§ **TASK TO CARRY OUT**: Write out every line from the listing below where the string "digitales" is found.
◆ ◆ ◆ ◆ ◆
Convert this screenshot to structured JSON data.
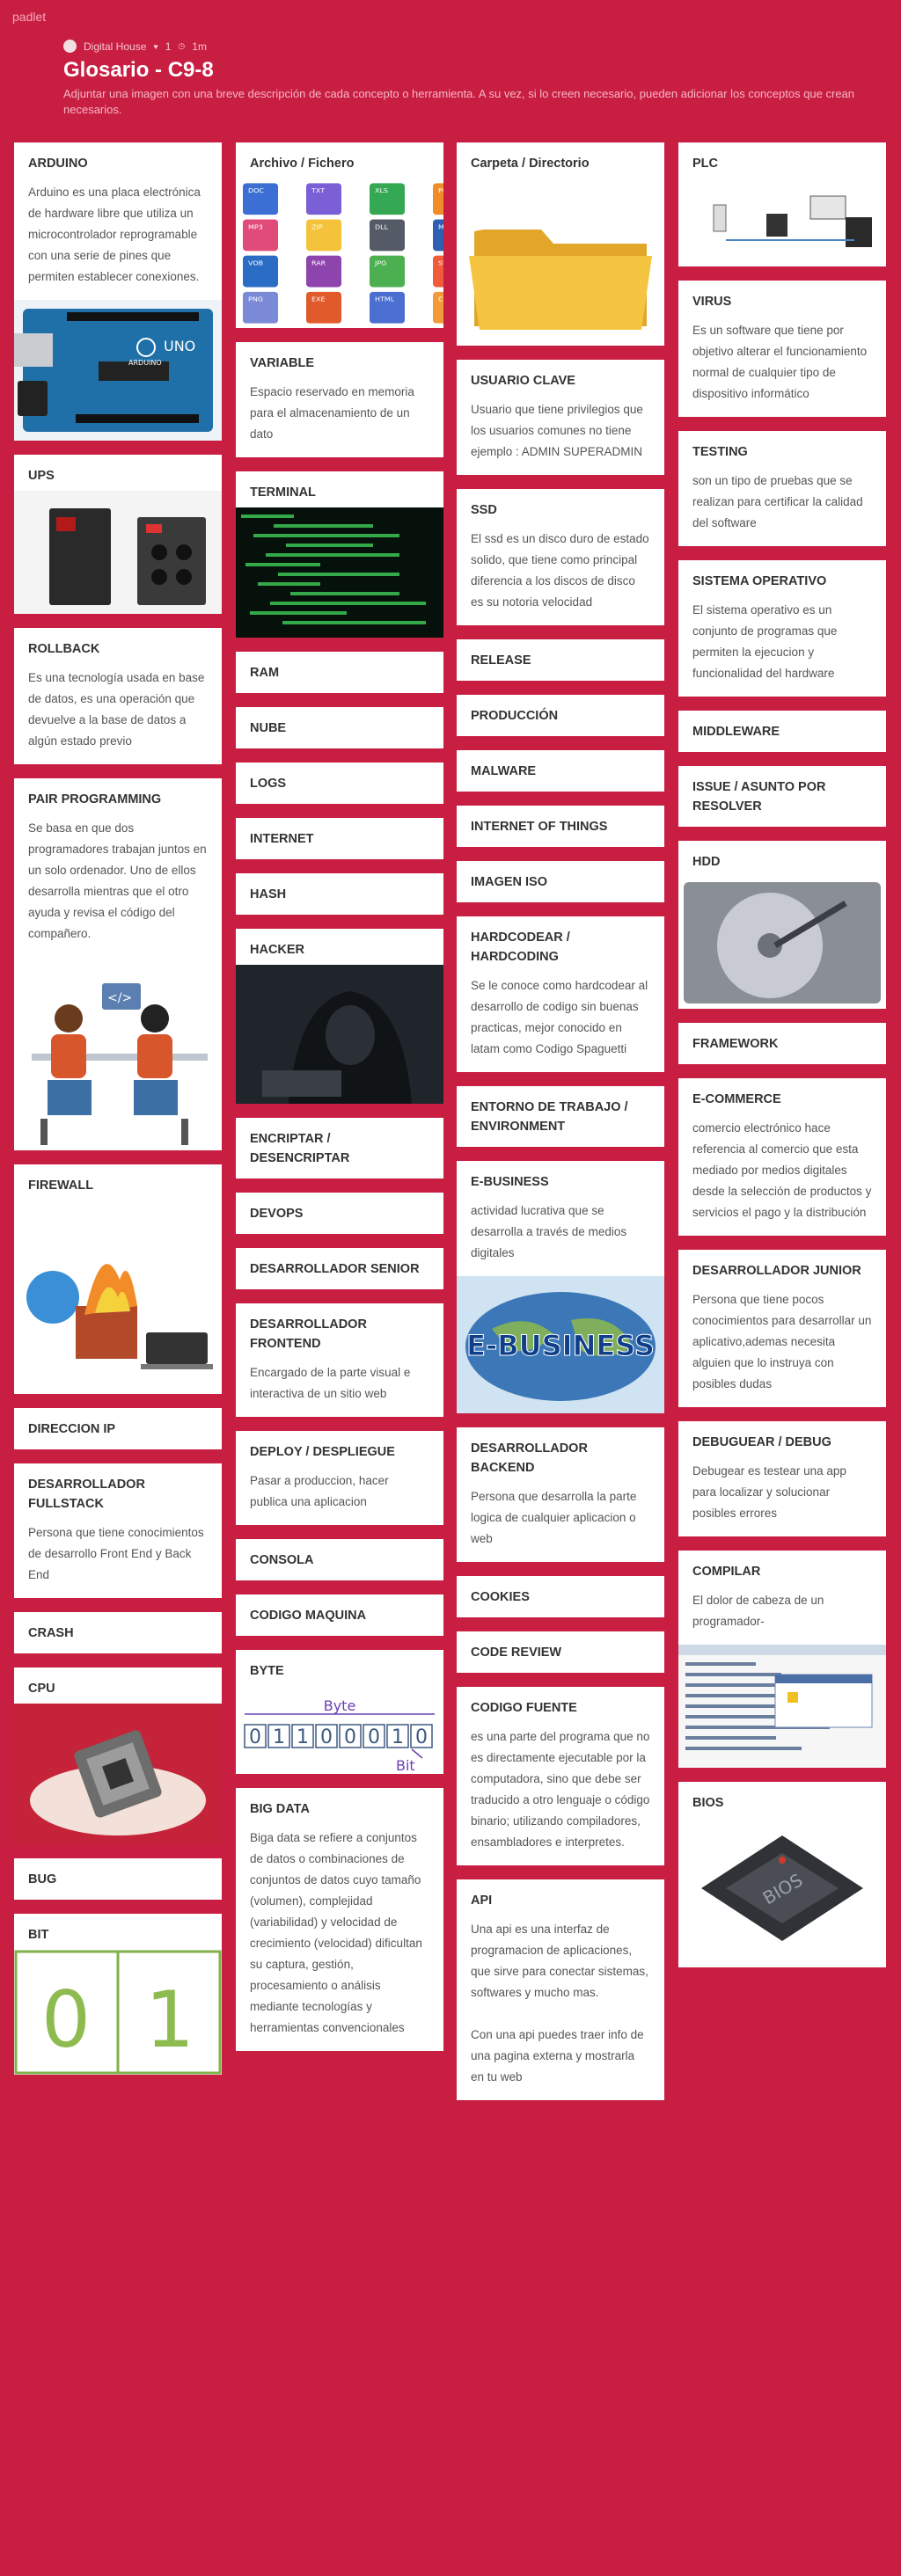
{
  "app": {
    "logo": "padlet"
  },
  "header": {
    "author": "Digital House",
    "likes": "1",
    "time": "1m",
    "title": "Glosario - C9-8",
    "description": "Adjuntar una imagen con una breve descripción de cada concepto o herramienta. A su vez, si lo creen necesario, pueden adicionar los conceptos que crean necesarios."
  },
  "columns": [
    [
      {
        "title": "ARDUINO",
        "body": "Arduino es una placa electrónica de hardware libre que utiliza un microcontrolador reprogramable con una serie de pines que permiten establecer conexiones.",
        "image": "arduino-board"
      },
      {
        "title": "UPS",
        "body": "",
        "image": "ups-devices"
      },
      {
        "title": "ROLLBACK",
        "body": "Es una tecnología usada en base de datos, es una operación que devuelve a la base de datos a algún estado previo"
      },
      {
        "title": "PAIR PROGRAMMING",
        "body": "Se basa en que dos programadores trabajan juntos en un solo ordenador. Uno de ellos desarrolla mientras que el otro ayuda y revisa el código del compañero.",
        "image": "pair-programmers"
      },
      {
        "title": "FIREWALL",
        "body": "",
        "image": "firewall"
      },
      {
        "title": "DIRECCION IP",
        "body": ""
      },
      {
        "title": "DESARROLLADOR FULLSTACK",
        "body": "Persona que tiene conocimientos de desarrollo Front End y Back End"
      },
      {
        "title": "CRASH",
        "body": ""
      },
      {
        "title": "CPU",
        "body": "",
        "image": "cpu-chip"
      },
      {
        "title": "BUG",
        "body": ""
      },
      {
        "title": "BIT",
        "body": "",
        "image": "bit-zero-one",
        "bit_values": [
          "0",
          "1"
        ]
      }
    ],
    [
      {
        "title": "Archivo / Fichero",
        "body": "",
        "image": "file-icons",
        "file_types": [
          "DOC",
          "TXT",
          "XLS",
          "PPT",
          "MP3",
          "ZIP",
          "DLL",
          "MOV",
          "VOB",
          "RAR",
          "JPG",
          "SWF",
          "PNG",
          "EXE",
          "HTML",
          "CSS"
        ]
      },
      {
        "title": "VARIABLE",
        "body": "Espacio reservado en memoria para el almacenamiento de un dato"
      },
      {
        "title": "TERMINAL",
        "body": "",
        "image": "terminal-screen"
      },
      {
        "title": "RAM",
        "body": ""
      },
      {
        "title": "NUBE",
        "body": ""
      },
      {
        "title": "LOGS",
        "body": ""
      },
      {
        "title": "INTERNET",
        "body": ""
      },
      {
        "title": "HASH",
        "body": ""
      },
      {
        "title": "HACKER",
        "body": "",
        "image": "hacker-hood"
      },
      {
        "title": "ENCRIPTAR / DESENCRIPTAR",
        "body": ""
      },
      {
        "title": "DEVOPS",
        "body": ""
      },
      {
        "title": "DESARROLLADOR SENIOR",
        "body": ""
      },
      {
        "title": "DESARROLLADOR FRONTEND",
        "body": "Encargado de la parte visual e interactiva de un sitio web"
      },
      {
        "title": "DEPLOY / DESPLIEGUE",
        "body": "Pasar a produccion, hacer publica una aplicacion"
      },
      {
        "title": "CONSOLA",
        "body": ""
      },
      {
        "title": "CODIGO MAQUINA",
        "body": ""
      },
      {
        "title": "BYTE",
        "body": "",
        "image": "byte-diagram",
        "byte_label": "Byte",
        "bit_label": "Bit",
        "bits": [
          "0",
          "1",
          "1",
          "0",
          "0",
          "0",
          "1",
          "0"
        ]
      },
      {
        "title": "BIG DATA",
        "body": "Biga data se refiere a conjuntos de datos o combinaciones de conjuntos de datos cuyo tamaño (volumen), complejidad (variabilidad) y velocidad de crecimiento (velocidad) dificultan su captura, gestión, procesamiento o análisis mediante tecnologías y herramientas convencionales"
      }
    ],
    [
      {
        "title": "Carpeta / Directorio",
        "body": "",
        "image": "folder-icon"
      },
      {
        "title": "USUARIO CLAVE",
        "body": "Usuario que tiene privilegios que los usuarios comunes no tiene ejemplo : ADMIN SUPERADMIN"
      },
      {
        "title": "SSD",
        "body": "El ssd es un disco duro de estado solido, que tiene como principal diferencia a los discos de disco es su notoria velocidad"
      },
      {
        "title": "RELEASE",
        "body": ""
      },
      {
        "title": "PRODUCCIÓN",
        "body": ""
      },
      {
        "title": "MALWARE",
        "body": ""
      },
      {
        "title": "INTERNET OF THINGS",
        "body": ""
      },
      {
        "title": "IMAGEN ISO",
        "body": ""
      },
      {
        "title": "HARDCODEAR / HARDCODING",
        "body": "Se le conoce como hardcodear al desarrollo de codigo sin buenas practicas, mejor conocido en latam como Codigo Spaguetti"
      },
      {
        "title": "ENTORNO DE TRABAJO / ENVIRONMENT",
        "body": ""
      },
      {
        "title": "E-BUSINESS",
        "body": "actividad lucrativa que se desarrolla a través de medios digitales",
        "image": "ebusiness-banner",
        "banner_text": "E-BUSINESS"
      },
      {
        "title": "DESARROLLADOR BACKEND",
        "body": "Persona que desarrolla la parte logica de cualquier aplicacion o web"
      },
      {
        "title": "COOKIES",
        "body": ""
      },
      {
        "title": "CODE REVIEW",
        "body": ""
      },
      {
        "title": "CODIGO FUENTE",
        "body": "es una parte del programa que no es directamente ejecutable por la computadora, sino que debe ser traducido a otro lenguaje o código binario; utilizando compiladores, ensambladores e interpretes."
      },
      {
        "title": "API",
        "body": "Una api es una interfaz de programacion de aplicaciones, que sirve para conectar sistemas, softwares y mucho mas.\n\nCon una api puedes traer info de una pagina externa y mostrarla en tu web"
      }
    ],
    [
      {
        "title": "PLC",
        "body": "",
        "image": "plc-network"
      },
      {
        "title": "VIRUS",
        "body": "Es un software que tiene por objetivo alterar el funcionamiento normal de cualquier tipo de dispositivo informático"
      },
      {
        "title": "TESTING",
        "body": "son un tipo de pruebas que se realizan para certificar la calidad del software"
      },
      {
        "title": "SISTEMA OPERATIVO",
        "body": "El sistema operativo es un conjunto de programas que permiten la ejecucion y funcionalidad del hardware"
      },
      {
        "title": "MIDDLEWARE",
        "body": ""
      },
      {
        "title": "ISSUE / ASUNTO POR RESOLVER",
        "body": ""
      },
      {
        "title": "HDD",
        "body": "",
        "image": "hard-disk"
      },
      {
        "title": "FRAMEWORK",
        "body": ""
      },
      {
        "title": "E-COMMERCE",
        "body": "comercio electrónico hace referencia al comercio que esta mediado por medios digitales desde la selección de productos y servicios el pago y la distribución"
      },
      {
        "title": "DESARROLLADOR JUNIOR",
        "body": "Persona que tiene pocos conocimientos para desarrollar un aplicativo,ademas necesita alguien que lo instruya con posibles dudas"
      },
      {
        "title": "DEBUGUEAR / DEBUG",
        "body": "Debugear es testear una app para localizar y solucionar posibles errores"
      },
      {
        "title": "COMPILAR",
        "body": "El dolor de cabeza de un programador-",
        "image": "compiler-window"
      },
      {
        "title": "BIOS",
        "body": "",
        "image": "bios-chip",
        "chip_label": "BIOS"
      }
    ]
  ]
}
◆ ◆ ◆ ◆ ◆
§ **YOUR SOLUTION**:
        "body": "actividad lucrativa que se desarrolla a través de medios digitales",
        "body": "comercio electrónico hace referencia al comercio que esta mediado por medios digitales desde la selección de productos y servicios el pago y la distribución"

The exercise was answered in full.